An example of a quid pro quo attack would be an attacker who gets a hold of a list of phone numbers for a company. They would call each number and claim they were tech support returning their call.
Most people would say they never reached out to the help desk, but eventually, they’ll find someone who did reach out and has a legitimate problem. Because they are so thankful that they returned their call, they are willing to type in any commands that the help desk gives them to “fix” their problem.
Tailgating is when an attacker follows an authorized person into a restricted area.
Let’s say you work for a company who has keycard access into the building. As you swipe your entry in, another person comes up behind you at the same time. Common courtesy would dictate that you hold the door open for them, and now they’re in the building.

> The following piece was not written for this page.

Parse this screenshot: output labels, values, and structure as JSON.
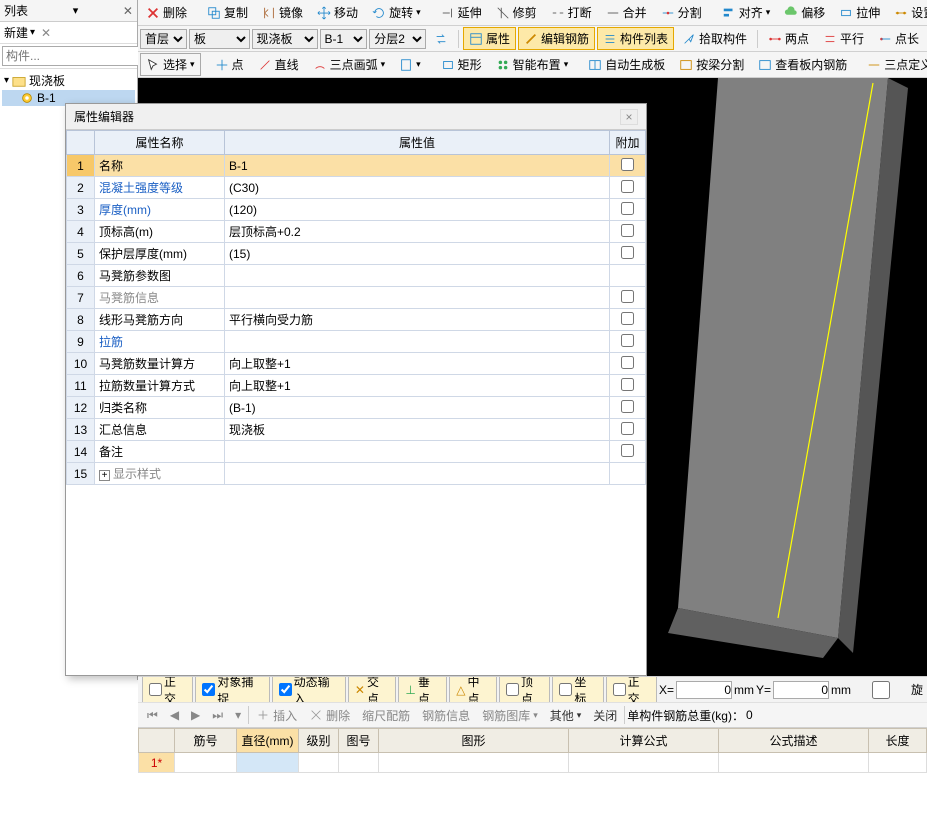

How can I prevent my business from falling for social engineering attacks?
Humans will be humans. That is why social engineering works so well. We can’t help but hold the door open for the guy carrying a bunch of stuff behind us or check out what’s on the flash drive we found in the hallway.
It’s very hard for us to break our cultural conditioning and our cognitive biases.
Here are some tactics you can implement to ensure you stand the best chance of protecting yourself from yourself (and from your employees accidentally making a mistake):
Get your processes in place (and don’t deviate from them)
Any good business will have their processes for handling tasks. This ranges from customer service scripts to accounting payments.
Make sure your team buys into these processes and that they don’t make exceptions. If (and when) they are faced with a situation that isn’t covered by a process, train your team to slow down and ask for assistance from a supervisor.
Explain why your processes are in place
People can’t stand processes, especially when they slow you down from taking care of your customer.
I’ve found that when I’m told exactly why a process exists and how it helps save me from making a mistake, I’m more likely to follow it.
Treat your employees like humans and help them become aware of their cognitive biases.
Train your team
This ties into the last point, but your team needs to be made aware of their processes.
According to the 2020 State of the Phish report, 95% of organizations train employees how to identify and avoid social engineering attacks.
Take some time and think through some possible social engineering attacks that could affect your organization. Present those scenarios to your team and have them act out what they would do in those situations.
The better you train your team, the less likely they are to fall for a scam.
Frequently test your team
Nothing is more effective at teaching someone a lesson than failure.
Wouldn’t you rather have your customer support team get hacked by someone you are paying to find vulnerabilities?
There are companies you can hire to test your team and make sure they are following the proper procedures when faced with a possible social engineering attack.
Stay up to date on the latest social engineering attacks
You don’t need to become a security expert, but pay attention to the news. If you see an article about an organization who was hacked, read it and find out how that organization was hacked.
Once you hear of a new social engineering attack, try it out on your team. Work together to figure out how your team would defend against it, and put a procedure in place to safeguard yourself against that attack.
Social engineering attacks can be hard to spot. The best advice for preventing an attack on your organization is to stay vigilant by introducing the concept of social engineering into your company’s culture.